Kaunas – the future European Capital of Culture – has everything to captivate the world’s attention. The city’s history, Fluxus movement, design, and community all went into creating the legend of a new Contemporary Capital that’s set to become a year-long cultural festival, promising more events than there are days in 2022.
Lithuania’s second-largest city has developed rapidly, creating new reasons to pay a visit. Located between two rivers and enveloped by nature, it charms tourists with architecture, water activities, and striking landscapes. The interwar years from 1919 to 1940 were significant for Kaunas as the temporary capital of Lithuania. The city burgeoned into a thriving center of scientific, cultural, and academic activity. Its greatest treasure – the unique modernist architecture – also emerged during this time. Kaunas is famous throughout the world as the birthplace and home of many renowned individuals, including the founding member of Fluxus Jurgis Mačiūnas.
Despite this rich history, it was essential to reanimate Kaunas: after Lithuania regained its independence, citywent through a hard time getting out of the stagnation that had lasted for so many years. Shrouded in stereotypes, the city was overtaken by collective amnesia, with inhabitants experiencing palpable pessimism and nostalgia for the interwar period. Many, especially the young people, chose to move away instead of using their talents to shape Kaunas.

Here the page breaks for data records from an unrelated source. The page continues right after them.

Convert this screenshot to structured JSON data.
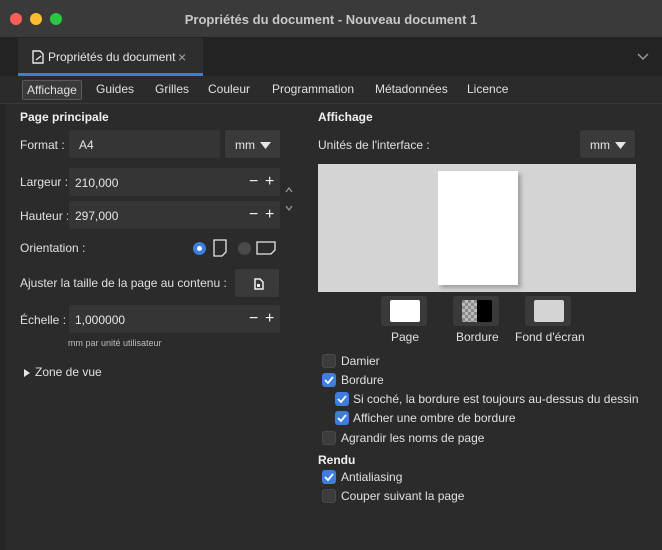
{
  "window": {
    "title": "Propriétés du document - Nouveau document 1"
  },
  "doc_tab": {
    "label": "Propriétés du document",
    "close": "×"
  },
  "subtabs": [
    "Affichage",
    "Guides",
    "Grilles",
    "Couleur",
    "Programmation",
    "Métadonnées",
    "Licence"
  ],
  "page_section": {
    "title": "Page principale",
    "format": {
      "label": "Format :",
      "value": "A4",
      "unit": "mm"
    },
    "width": {
      "label": "Largeur :",
      "value": "210,000"
    },
    "height": {
      "label": "Hauteur :",
      "value": "297,000"
    },
    "orientation": {
      "label": "Orientation :",
      "selected": "portrait"
    },
    "fit_label": "Ajuster la taille de la page au contenu :",
    "scale": {
      "label": "Échelle :",
      "value": "1,000000",
      "hint": "mm par unité utilisateur"
    },
    "viewbox_label": "Zone de vue"
  },
  "display_section": {
    "title": "Affichage",
    "units_label": "Unités de l'interface :",
    "units_value": "mm",
    "swatches": [
      {
        "label": "Page",
        "color": "#ffffff"
      },
      {
        "label": "Bordure",
        "color": "#000000"
      },
      {
        "label": "Fond d'écran",
        "color": "#d4d4d4"
      }
    ],
    "checkboxes": [
      {
        "label": "Damier",
        "checked": false
      },
      {
        "label": "Bordure",
        "checked": true
      },
      {
        "label": "Si coché, la bordure est toujours au-dessus du dessin",
        "checked": true
      },
      {
        "label": "Afficher une ombre de bordure",
        "checked": true
      },
      {
        "label": "Agrandir les noms de page",
        "checked": false
      }
    ]
  },
  "render_section": {
    "title": "Rendu",
    "checkboxes": [
      {
        "label": "Antialiasing",
        "checked": true
      },
      {
        "label": "Couper suivant la page",
        "checked": false
      }
    ]
  },
  "colors": {
    "accent": "#3d7ddb",
    "panel": "#2b2b2b",
    "field": "#353535"
  }
}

The city’s status as the European Capital of Culture has allowed its creative community to carry out a long-awaited transformation, coining the motto “From Temporary to Contemporary”. The Mythical Beast of Kaunas – a project designed to create a unifying narrative for the city – will unfold in next year’s great mythical trilogy comprised of the Uprising (January 19–23), Confluence (May 20–22), and Treaty (November 25–27). For now, the Beast sleeps, occasionally showing up in visions and tales. People say that its snores can be heard beneath the Kaunas Castle.
Next year, the city and its district will host over 300 cultural events. Annual festivals organized by Kaunas 2022 will reach their culmination, such as the International Day of Happiness (March), the European Capital of Culture Forum (May), Contemporary Neighbourhoods (all summer long in Kaunas elderships), the European Youth Festival (July), the international performing arts festival ConTempo (August), Fluxus Festival (September), the Kaunas design event in celebration of its title as a UNESCO Creative City of Design (October), and the CityTelling Festival, which reconsiders the multiethnic memory of Kaunas and the people who built it every October.
Established events will be complemented by new ones, including the Kaunas Literature Week, Japan Days, the contemporary electronic music festival hosted in modernist buildings “Optimismo”, and more. The Kaunas cantata – a musical choral composition about the city’s memory – is being written together with Litvak artists Philip Miller and Jenny Kagan. The 13th Kaunas Biennial will introduce a special programme, with galleries hosting visual art exhibitions by such renowned creators as William Kentridge, Christian Boltanski, Jenny Kagan, Yoko Ono, and Marina Abramović. Kaunas theatres are staging new performances, while numerous concerts and activations will take place in the city center.
Various creative forms have breathed new life into the city’s modernist structures, which have been nominated for the UNESCO World Heritage List. The European Capital of Culture promises to host over 365 art and culture events, as well as the unique international exhibition “Modernism 360/365” in these remarkable buildings. We encourage visitors to research special routes, allowing them to experience Kaunas through its modernist interiors.
The Lithuanian Culture Institute passes on the invitation of Kaunas. As the crown jewel of Europe’s contemporary culture, the city promises the biggest year-long festival in 2022. Plunge into the culture of a city you’ll want to revisit. Find out more at kaunas2022.eu